Materials and Methods: In total, 158 patients treated using three implant systems were divided randomly into two groups in which abutment screws were and were not retightened, respectively, approximately 10 minutes after initial torque application. Screw-cement-retained prostheses, which permitted the assessment of abutment screw preload maintenance and screw retightening after 1 month of use, were used. Preload loss at 1 month was defined as the failure to achieve the torque recommended for the abutment screws after 90-degree clockwise rotation of the screwdriver. The data were analyzed using binary logistic regression, with a significance level of P ≤ .05.
Results: No preload loss was detected 10 minutes after initial screw tightening. Preload loss was detected in 16 (10.13%) cases at 1 month after initial tightening, with no significant difference according to the implant system used, the presence or absence of retightening at 10 minutes after initial tightening, or implant position (premolar or molar).
Conclusion: Under the experimental conditions of this study, abutment screws in some bone-level, internal tapered–connection, platform-switching implant systems showed preload loss at 1 month after abutment placement for single posterior implant-based restorations, regardless of implant system or whether abutment screws had been retightened 10 minutes after abutment placement, or implant position (premolar or molar). It is necessary to retorque the abutment screws 1 month after initial torque. The screw-cement-retained prostheses used in this study permit abutment screw retightening at that time and have advantages over traditional methods.
Keywords: dental implant, dental prosthesis, preload, settling effect, torque
Online OnlyPages e1-e6, Language: English
This case report demonstrates the use of dynamic navigation guidance for bone reduction. Information about smile line position incorporated in a virtual plan and accurate transfer to the surgical field enhances the predictability of the treatment. A virtual wax-up was made, and implant positions along with bone reduction were planned accordingly. Residual teeth in the maxilla were extracted, and bone reduction and zygomatic implant placement were assisted by surgical navigation, while conventional implants were placed using the surgical template, followed by immediate loading. When surgical navigation is used for implant placement, navigated bone reduction can easily be incorporated in the workflow. The accuracy of bone reduction was evaluated together with the accuracy of two zygomatic implants assisted by a navigation system and four conventional implants assisted by a static template. The mean deviation between planned and performed bone reduction was 1.3 ± 0.39 mm (range: 0.8 to 1.7 mm). The accuracy of this procedure corresponds to the accuracy of guided implant placement and can be considered reliable after confirmation through clinical trials.

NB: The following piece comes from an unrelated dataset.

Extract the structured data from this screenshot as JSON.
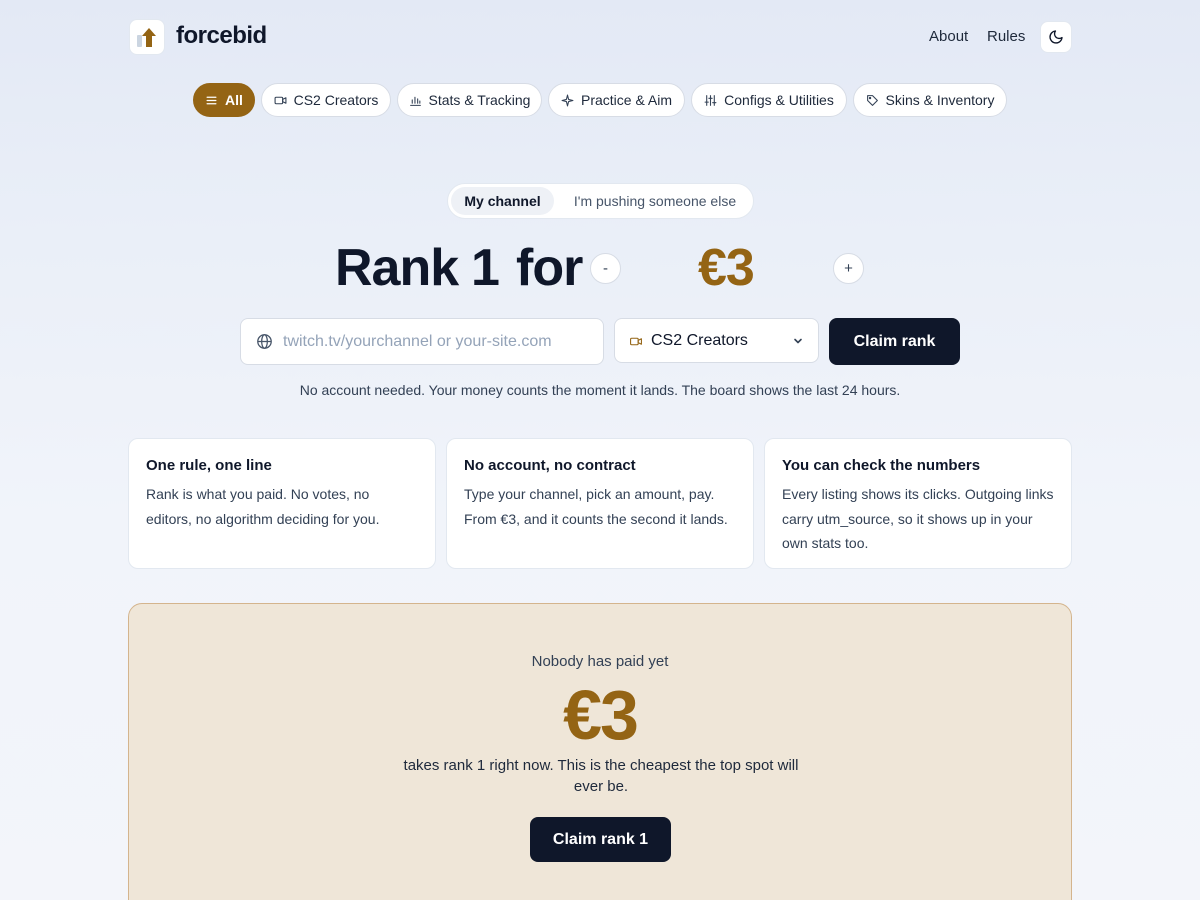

Keywords: accuracy, bone reduction, dynamic navigation, full-arch rehabilitation, immediate loading, zygomatic implant